Speculative housebuilding is not enough

On Dispatches last night Liam Halligan highlighted the limitations of the speculative housebuilder model – and Sajid Javid promised to break open the closed market. Bold interventions are needed to enable new types of builder to increase output – we can’t expect the speculative developers to do it all on their own.

Last night there was an excellent Dispatches on Channel 4 looking at private market housebuilding. The presenter Liam Halligan asked why the big speculative developers are not increasing … Read more

Watch out for the Lump of Subsidy Fallacy

Governments repeatedly come up with new types of ‘affordable’ housing that don’t actually make homes genuinely affordable, because they hope this will help more people by making subsidies go further. But this is a mistake, because house building finances are more complicated than doing the weekly grocery shop.

Our new research published today (and covered in The Sun) shows just how few people on ordinary incomes can afford the private rent on an ordinary home. We all know … Read more

Strengthening planning from the ground up

The Neighbourhood Planning Bill is another attempt to balance the competing interests that can make planning so divisive. In strengthening neighbourhood plans and compulsory purchase powers it’s a welcome step towards a strong, positive planning system.

Reading Martina Lees’ excellent Sunday Times piece on the travails of the planning system left me feeling real pity for planners. Everyone seems to hate them – for letting homes get built, for NOT letting homes get built, for being too slow with decisions, … Read more

Welcome moves from the new Minister

Two months on and Theresa May’s new government has not revealed much about its plans for housing – but encouraging signals are now beginning to emerge. Last week the delayed Neighbourhood Planning Bill was published, proposing some welcome reforms, and then yesterday the new Housing Minister suggested that the Starter Homes policy could be tweaked to make it more effective.
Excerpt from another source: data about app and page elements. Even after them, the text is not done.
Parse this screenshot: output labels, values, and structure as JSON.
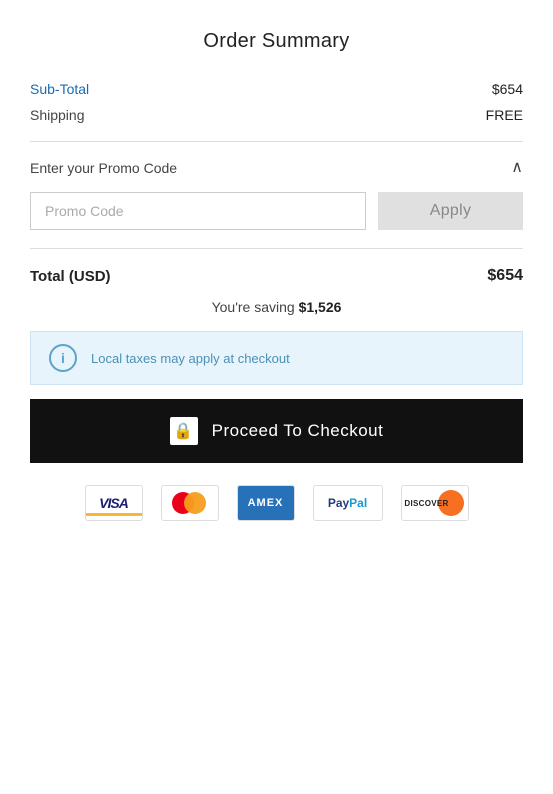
{
  "header": {
    "title": "Order Summary"
  },
  "summary": {
    "subtotal_label": "Sub-Total",
    "subtotal_value": "$654",
    "shipping_label": "Shipping",
    "shipping_value": "FREE"
  },
  "promo": {
    "label": "Enter your Promo Code",
    "input_placeholder": "Promo Code",
    "apply_label": "Apply",
    "chevron": "∧"
  },
  "total": {
    "label": "Total (USD)",
    "value": "$654"
  },
  "saving": {
    "text_prefix": "You're saving ",
    "amount": "$1,526"
  },
  "info_banner": {
    "text": "Local taxes may apply at checkout"
  },
  "checkout": {
    "label": "Proceed To Checkout"
  },
  "payment_methods": [
    "VISA",
    "Mastercard",
    "AmEx",
    "PayPal",
    "Discover"
  ]
}
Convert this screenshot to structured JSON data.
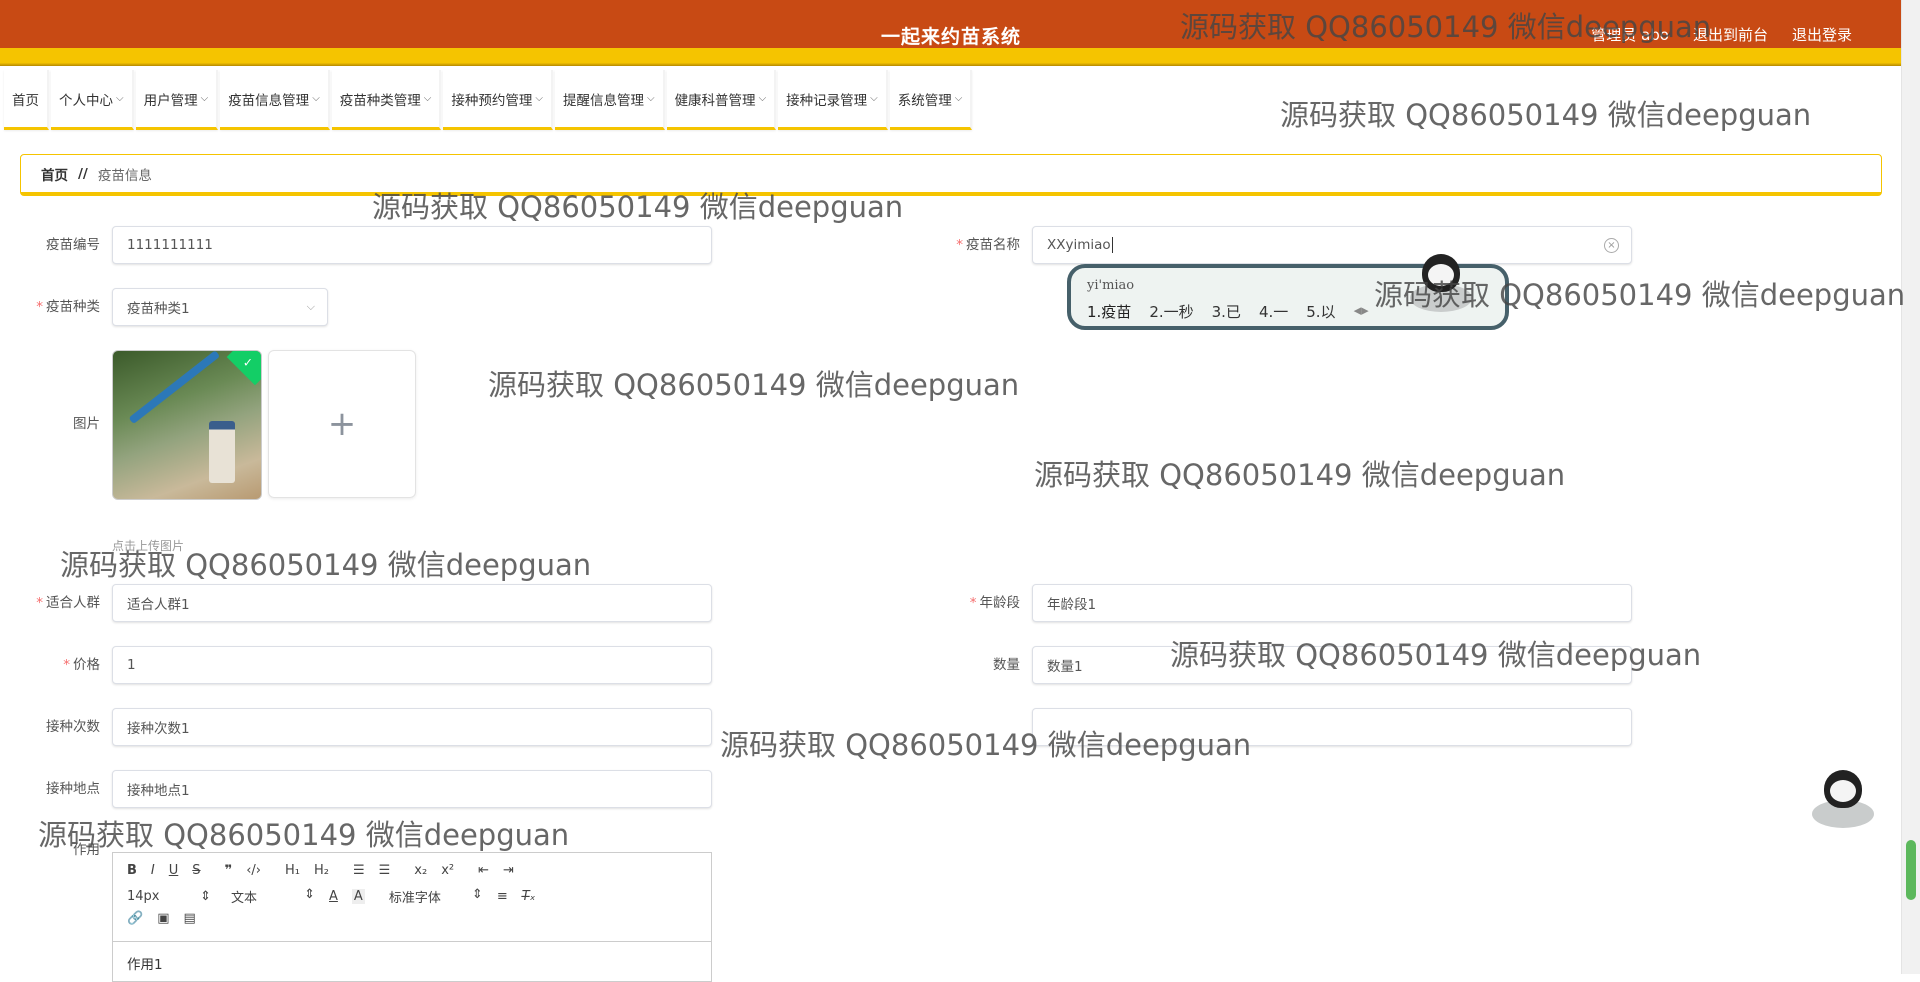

Gavin Barwell MP told a property industry conference that supporting homeownership shouldn’t be at the exclusion of support for … Read more

Should private renters get the Right to Buy?

This is my second blog in response to Civitas’s excellent new report Restoring a Nation of Homeownership. This morning’s post concluded that Civitas’s Peter Saunders was right to draw attention to the demand side of the housing affordability equation – not instead of, but in addition to the growing consensus on the need to build more homes. Even if we do start building the number of homes we need, house prices will stay high unless something is done about … Read more

Building more is essential – but not enough to solve the affordability crisis

What with the EU referendum hotting up, hooliganism stalking Euro 2016, and Donald Trump enraging half the world, there’s not a lot of unanimity at the moment. But almost everyone now agrees that we need to build far more homes in England. Happily the government does too, having recently increased it’s ‘ambition’ to build a million new homes this parliament to a full blown ‘commitment’ – which Westminster-watchers assure me is a significant shift. The word on Whitehall is that … Read more

The true scale of homelessness

A version of this blog first appeared on Inside Housing immediately after the budget last week.

On the face of it, last week’s budget was promising news for homelessness. £115m has been pledged to help tackle rough sleeping – arguably the worst and most visible manifestation of our housing crisis. Today’s move by the government to try and stem the devastating and avoidable rise in homelessness is a welcome step. But it’s also long overdue considering the scale of the … Read more